In the entries below, identify every line with the string "image" and copy it.
(GIVEN INFORMATION)
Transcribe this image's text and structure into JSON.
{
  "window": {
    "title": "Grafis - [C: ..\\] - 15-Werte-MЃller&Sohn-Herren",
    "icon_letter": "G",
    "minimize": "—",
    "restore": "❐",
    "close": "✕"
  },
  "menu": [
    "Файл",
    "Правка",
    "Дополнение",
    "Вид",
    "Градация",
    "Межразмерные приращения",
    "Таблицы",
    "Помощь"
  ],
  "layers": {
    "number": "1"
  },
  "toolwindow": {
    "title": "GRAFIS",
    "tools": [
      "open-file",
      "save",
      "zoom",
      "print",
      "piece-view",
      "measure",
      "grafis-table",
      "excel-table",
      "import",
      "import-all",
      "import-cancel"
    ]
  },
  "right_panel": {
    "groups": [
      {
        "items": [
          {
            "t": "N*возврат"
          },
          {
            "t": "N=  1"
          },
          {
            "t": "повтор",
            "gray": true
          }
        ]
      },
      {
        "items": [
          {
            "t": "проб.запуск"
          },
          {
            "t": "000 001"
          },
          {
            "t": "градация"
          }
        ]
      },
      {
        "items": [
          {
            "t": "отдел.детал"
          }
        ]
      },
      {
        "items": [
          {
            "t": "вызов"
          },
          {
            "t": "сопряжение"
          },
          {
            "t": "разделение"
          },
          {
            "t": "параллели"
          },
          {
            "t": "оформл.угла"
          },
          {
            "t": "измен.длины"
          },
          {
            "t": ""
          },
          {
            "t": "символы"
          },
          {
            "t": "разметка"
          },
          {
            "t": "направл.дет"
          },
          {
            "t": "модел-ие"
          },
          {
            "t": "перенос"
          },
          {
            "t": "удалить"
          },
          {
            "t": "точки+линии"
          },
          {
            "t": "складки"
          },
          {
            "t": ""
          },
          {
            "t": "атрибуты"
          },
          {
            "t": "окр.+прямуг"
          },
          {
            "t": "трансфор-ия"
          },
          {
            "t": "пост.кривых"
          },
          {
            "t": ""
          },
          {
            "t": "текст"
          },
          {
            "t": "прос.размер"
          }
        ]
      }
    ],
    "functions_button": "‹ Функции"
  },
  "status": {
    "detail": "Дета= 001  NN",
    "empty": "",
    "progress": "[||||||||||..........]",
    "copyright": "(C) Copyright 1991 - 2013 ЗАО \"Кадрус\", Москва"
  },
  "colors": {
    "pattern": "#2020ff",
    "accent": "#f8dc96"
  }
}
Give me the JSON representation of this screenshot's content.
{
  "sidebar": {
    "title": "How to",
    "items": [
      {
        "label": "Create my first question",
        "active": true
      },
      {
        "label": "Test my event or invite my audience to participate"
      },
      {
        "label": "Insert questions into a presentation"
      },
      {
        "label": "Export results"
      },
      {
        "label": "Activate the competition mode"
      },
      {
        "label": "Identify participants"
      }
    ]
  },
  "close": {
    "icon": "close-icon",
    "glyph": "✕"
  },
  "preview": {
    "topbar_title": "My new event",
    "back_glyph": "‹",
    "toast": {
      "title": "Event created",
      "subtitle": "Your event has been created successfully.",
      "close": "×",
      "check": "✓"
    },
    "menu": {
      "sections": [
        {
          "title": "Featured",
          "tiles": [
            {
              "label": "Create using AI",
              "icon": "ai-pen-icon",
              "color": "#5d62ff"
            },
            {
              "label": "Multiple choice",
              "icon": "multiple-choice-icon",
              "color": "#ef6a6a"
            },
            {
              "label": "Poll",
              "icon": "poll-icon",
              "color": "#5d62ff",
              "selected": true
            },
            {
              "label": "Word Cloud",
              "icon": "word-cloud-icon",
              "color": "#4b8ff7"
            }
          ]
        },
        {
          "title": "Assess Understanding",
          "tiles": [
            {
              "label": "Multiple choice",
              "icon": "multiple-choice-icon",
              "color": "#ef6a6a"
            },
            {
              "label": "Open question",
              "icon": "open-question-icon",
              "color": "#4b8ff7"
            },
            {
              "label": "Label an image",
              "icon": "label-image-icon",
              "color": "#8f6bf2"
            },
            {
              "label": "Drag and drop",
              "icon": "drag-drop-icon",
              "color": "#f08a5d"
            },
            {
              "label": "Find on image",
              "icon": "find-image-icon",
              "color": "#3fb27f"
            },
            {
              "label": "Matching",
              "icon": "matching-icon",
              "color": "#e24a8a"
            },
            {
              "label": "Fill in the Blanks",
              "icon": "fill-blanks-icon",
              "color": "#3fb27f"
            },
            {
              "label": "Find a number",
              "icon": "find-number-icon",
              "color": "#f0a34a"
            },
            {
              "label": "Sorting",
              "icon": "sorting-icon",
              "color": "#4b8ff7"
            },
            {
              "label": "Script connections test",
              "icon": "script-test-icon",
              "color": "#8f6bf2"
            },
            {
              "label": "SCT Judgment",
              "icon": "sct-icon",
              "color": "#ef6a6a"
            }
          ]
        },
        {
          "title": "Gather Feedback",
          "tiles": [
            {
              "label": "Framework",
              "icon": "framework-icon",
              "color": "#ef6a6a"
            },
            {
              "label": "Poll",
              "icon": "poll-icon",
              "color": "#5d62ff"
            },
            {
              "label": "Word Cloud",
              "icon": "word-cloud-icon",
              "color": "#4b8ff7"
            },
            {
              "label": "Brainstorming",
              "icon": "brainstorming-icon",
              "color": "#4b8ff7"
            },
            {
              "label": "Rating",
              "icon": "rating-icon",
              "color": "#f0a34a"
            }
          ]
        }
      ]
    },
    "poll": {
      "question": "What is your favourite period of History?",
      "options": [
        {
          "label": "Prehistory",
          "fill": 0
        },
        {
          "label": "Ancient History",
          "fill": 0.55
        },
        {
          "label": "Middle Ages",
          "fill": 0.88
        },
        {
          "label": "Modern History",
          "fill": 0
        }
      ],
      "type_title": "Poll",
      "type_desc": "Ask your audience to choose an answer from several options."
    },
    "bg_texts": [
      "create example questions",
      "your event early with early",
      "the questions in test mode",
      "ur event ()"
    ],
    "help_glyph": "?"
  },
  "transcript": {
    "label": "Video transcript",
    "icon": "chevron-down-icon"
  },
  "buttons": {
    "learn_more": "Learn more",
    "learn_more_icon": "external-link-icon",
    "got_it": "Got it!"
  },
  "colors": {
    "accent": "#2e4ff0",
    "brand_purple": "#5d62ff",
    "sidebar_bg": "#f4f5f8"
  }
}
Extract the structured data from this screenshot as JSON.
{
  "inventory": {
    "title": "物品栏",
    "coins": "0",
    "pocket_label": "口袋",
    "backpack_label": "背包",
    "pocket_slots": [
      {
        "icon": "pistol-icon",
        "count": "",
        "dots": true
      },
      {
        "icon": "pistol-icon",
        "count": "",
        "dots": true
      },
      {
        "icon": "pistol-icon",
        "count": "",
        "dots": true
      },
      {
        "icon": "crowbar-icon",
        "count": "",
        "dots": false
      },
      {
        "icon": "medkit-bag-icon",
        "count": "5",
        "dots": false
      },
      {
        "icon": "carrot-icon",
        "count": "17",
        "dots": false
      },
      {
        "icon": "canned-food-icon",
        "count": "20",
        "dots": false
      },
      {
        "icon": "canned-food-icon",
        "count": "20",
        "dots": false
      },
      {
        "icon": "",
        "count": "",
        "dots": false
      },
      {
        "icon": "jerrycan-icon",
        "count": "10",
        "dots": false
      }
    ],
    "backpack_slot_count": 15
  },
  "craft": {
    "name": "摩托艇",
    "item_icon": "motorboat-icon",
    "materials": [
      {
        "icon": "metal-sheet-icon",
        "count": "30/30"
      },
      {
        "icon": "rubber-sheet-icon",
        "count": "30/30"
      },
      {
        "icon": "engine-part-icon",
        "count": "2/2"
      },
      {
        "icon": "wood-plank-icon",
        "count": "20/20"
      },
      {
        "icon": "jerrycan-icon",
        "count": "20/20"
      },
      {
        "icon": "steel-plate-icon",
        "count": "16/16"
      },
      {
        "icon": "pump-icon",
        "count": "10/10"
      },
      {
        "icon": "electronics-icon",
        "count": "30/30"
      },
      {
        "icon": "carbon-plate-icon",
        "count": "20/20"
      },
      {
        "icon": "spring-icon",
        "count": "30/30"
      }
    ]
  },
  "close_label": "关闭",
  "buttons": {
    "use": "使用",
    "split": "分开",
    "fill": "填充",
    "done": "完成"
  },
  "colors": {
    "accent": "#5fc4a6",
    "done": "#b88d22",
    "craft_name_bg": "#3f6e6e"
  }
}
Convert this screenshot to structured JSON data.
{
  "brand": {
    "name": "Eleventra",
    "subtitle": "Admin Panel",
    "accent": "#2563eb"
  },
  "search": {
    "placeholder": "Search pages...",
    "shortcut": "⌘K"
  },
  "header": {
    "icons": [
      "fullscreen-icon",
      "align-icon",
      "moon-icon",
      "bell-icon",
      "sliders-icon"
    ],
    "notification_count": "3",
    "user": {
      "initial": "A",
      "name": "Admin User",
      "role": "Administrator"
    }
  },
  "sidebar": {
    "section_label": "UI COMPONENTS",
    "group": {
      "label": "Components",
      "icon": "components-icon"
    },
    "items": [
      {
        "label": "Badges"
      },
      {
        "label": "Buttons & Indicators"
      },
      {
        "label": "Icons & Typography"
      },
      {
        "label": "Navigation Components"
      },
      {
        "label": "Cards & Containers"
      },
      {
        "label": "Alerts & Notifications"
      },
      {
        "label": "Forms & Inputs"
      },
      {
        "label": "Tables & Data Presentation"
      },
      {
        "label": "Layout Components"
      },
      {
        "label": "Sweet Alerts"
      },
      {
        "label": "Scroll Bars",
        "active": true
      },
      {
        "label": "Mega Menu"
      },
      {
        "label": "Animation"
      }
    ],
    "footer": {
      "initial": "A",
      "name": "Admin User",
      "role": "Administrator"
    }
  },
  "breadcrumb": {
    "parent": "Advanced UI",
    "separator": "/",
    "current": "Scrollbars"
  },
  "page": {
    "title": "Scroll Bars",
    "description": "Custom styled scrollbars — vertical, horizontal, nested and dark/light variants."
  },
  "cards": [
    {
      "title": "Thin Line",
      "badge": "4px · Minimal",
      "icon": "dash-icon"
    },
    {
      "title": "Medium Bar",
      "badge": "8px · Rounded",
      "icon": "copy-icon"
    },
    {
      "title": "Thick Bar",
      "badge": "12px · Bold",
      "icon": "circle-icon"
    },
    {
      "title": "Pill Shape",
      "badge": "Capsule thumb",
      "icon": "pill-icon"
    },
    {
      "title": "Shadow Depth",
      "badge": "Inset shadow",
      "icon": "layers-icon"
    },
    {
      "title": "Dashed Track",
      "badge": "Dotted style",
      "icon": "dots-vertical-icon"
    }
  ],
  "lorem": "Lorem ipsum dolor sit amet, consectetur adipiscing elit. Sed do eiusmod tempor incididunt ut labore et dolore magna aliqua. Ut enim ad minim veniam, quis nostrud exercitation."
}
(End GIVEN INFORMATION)
▶ _WRITTEN ANSWER_
Transcribe this image's text and structure into JSON.
              "label": "Label an image",
              "icon": "label-image-icon",
              "label": "Find on image",
              "icon": "find-image-icon",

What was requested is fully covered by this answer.